*** Block opens ***

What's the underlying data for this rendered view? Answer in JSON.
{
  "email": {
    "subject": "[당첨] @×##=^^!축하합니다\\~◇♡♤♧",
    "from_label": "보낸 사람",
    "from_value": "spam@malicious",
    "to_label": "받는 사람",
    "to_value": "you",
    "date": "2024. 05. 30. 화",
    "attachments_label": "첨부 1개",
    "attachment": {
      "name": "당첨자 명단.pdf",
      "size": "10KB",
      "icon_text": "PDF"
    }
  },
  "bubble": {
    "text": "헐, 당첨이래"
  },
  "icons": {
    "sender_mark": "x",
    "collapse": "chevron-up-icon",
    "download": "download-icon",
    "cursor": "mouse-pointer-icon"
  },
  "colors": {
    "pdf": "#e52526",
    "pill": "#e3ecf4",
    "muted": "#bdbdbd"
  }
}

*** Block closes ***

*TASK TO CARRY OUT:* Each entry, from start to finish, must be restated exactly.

*RESPONSE TO THE EXERCISE:*
What's the underlying data for this rendered view? Answer in JSON.
{
  "email": {
    "subject": "[당첨] @×##=^^!축하합니다\\~◇♡♤♧",
    "from_label": "보낸 사람",
    "from_value": "spam@malicious",
    "to_label": "받는 사람",
    "to_value": "you",
    "date": "2024. 05. 30. 화",
    "attachments_label": "첨부 1개",
    "attachment": {
      "name": "당첨자 명단.pdf",
      "size": "10KB",
      "icon_text": "PDF"
    }
  },
  "bubble": {
    "text": "헐, 당첨이래"
  },
  "icons": {
    "sender_mark": "x",
    "collapse": "chevron-up-icon",
    "download": "download-icon",
    "cursor": "mouse-pointer-icon"
  },
  "colors": {
    "pdf": "#e52526",
    "pill": "#e3ecf4",
    "muted": "#bdbdbd"
  }
}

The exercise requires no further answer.